The IKM Session will focus on addressing ways to facilitate IKM in support of national, regional and community based activities.

Session 6 – Land Use Planning Guide

Every year Canadians lose homes to floods, landslides, urban wildland interface fires, train derailments and other hazards. Why do communities still allow people to build in dangerous places? Is anywhere safe?  Few places are actually too risky to build on; most of the time building can be permitted but we have to learn to build safe and build smart.

This session will focus on identifying what resources and information are critical to ensuring a land-use proposal receives effective evaluation, and on assessing the hazard risk posed by the proposed land use?

Session 7 - Linking Climate Change and DRR

The objective of the session is to explore the synergies between climate change adaptation and disaster risk reduction for enhancing resilience from global to local scales. The need for enhanced collaboration between these communities, and national mechanisms through which collaboration can occur, will provide a foundation for discussing lessons learned for recent climate-related disasters and future directions in both policy and practice.

Session 8 – DRR at the International level: Global Platform and Hyogo Framework for Action successor (HFA II) development
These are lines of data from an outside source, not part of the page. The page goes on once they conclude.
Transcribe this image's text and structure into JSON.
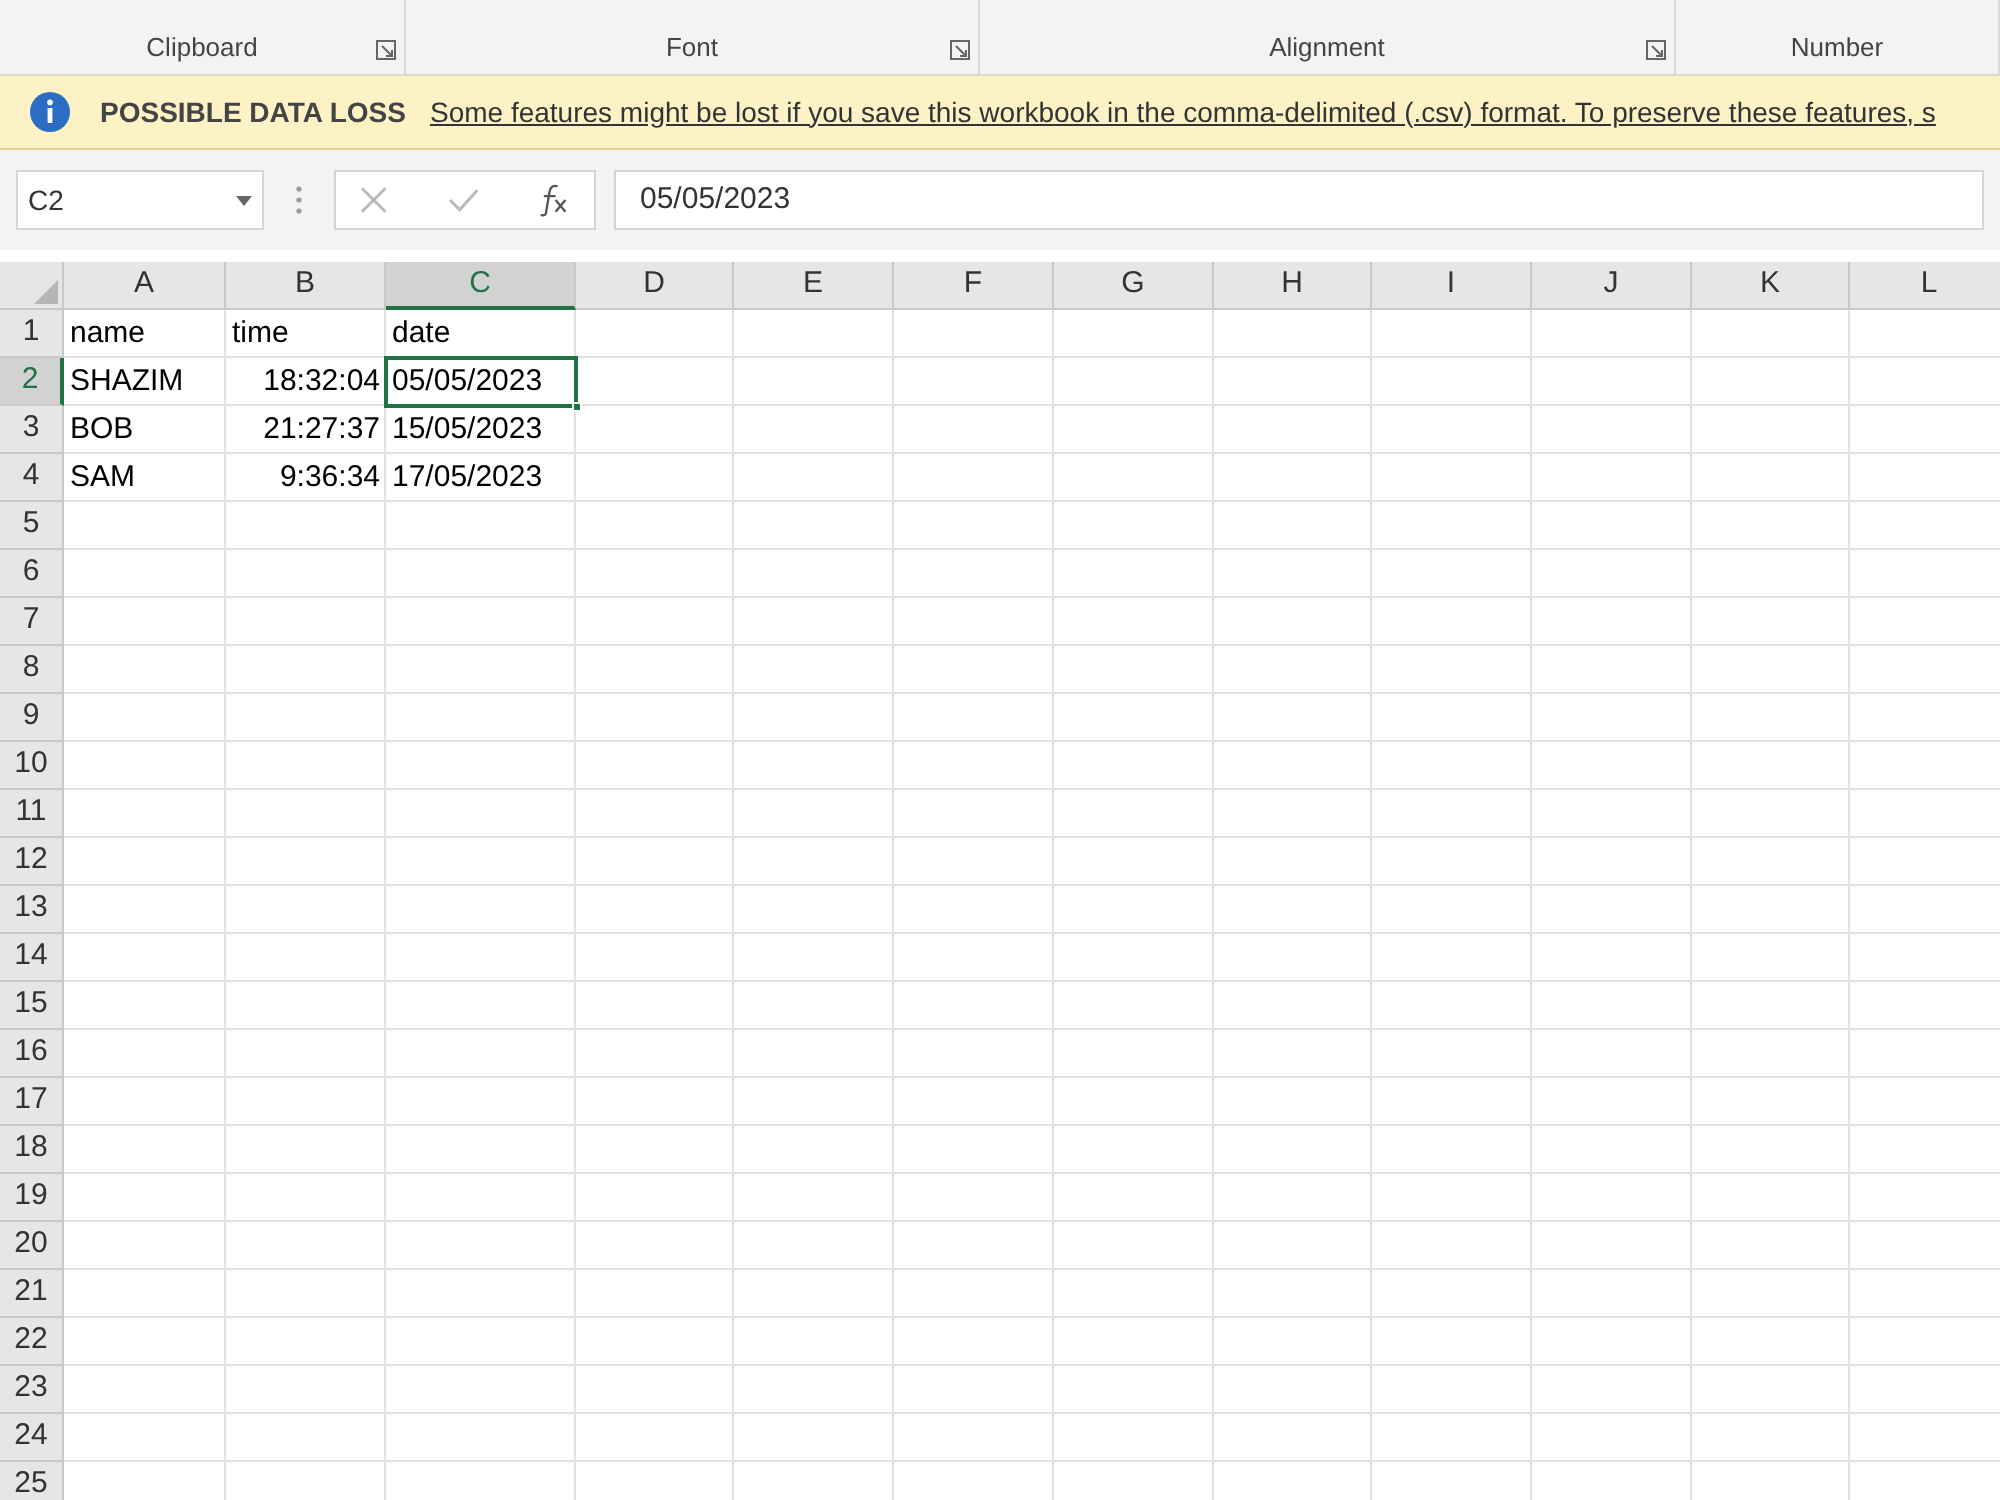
{
  "ribbon": {
    "groups": [
      {
        "label": "Clipboard"
      },
      {
        "label": "Font"
      },
      {
        "label": "Alignment"
      },
      {
        "label": "Number"
      }
    ]
  },
  "message_bar": {
    "title": "POSSIBLE DATA LOSS",
    "link": "Some features might be lost if you save this workbook in the comma-delimited (.csv) format. To preserve these features, s"
  },
  "formula_bar": {
    "name_box": "C2",
    "value": "05/05/2023"
  },
  "columns": [
    {
      "label": "A",
      "selected": false
    },
    {
      "label": "B",
      "selected": false
    },
    {
      "label": "C",
      "selected": true
    },
    {
      "label": "D",
      "selected": false
    },
    {
      "label": "E",
      "selected": false
    },
    {
      "label": "F",
      "selected": false
    },
    {
      "label": "G",
      "selected": false
    },
    {
      "label": "H",
      "selected": false
    },
    {
      "label": "I",
      "selected": false
    },
    {
      "label": "J",
      "selected": false
    },
    {
      "label": "K",
      "selected": false
    },
    {
      "label": "L",
      "selected": false
    }
  ],
  "rows": [
    {
      "number": "1",
      "selected": false,
      "cells": [
        {
          "kind": "text",
          "value": "name",
          "selected": false
        },
        {
          "kind": "text",
          "value": "time",
          "selected": false
        },
        {
          "kind": "text",
          "value": "date",
          "selected": false
        }
      ]
    },
    {
      "number": "2",
      "selected": true,
      "cells": [
        {
          "kind": "text",
          "value": "SHAZIM",
          "selected": false
        },
        {
          "kind": "number",
          "value": "18:32:04",
          "selected": false
        },
        {
          "kind": "text",
          "value": "05/05/2023",
          "selected": true
        }
      ]
    },
    {
      "number": "3",
      "selected": false,
      "cells": [
        {
          "kind": "text",
          "value": "BOB",
          "selected": false
        },
        {
          "kind": "number",
          "value": "21:27:37",
          "selected": false
        },
        {
          "kind": "text",
          "value": "15/05/2023",
          "selected": false
        }
      ]
    },
    {
      "number": "4",
      "selected": false,
      "cells": [
        {
          "kind": "text",
          "value": "SAM",
          "selected": false
        },
        {
          "kind": "number",
          "value": "9:36:34",
          "selected": false
        },
        {
          "kind": "text",
          "value": "17/05/2023",
          "selected": false
        }
      ]
    },
    {
      "number": "5",
      "selected": false,
      "cells": []
    },
    {
      "number": "6",
      "selected": false,
      "cells": []
    },
    {
      "number": "7",
      "selected": false,
      "cells": []
    },
    {
      "number": "8",
      "selected": false,
      "cells": []
    },
    {
      "number": "9",
      "selected": false,
      "cells": []
    },
    {
      "number": "10",
      "selected": false,
      "cells": []
    },
    {
      "number": "11",
      "selected": false,
      "cells": []
    },
    {
      "number": "12",
      "selected": false,
      "cells": []
    },
    {
      "number": "13",
      "selected": false,
      "cells": []
    },
    {
      "number": "14",
      "selected": false,
      "cells": []
    },
    {
      "number": "15",
      "selected": false,
      "cells": []
    },
    {
      "number": "16",
      "selected": false,
      "cells": []
    },
    {
      "number": "17",
      "selected": false,
      "cells": []
    },
    {
      "number": "18",
      "selected": false,
      "cells": []
    },
    {
      "number": "19",
      "selected": false,
      "cells": []
    },
    {
      "number": "20",
      "selected": false,
      "cells": []
    },
    {
      "number": "21",
      "selected": false,
      "cells": []
    },
    {
      "number": "22",
      "selected": false,
      "cells": []
    },
    {
      "number": "23",
      "selected": false,
      "cells": []
    },
    {
      "number": "24",
      "selected": false,
      "cells": []
    },
    {
      "number": "25",
      "selected": false,
      "cells": []
    }
  ]
}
Initial discussions on HFA II have identified some priority issues that should be considered in the context of future DRR activities. The focus of the breakout session is to discuss ways that we can begin addressing critical DRR issues through the lens of not only ensuring increased resilience of our communities in Canada, but seeking opportunities to understand and promote Canadian expertise and best practices, in support of DRR activities globally.